I admire people who are good communicators. I also love people who show passion and nuance; the story of the spirit, the blooming of the body. I’ve started my Masters in Communication Management so I’ve been thinking about communication and conversation more than ever – away from my natural philosophic inclinations.
Communication Management: a fancy word for the study, exploration, and purposeful transformation of messages. I read a quote not long ago by George Bernard Shaw: “The single biggest problem in communication is the illusion that it has taken place.” How true those words are.
I saw Alain at the Opera House with a friend of mine in May. He was discussing his new book: On Love. We sat eagerly, along with many others, as he slowly unpacked a rather voluminous topic. He did, as we all strive to do, his authentic best in exploring the ennui in the myths of love…
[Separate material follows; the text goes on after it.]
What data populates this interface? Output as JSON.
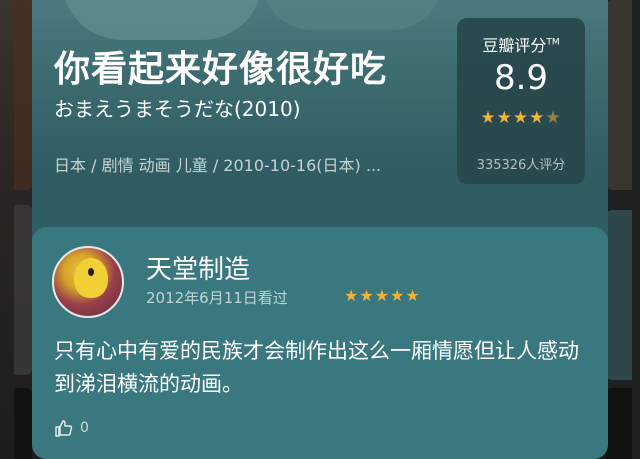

How much more can we converse, exalt and indulge in the search for love – for understanding – for dialogue – for communication – for comfort?
“Words are events, they do things, change things. They transform both speaker and hearer; they feed energy back and forth and amplify it,” Ursula K. Le Guin wrote in her masterful meditation on the magic of real human conversation. “They feed understanding or emotion back and forth and amplify it.” But in moments of pain or anger, when words spring from the rawest recesses of the heart, they can amplify our deepest insecurities and emotional vulnerabilities, in turn fueling a maelstrom of mutual misunderstanding.
How to avoid that is what Alain de Botton explores in a portion of The Course of Love (public library) — the immeasurably insightful psychological novel that gave us De Botton on vulnerability and the paradox of why we sulk.
Read more at Brain Pickings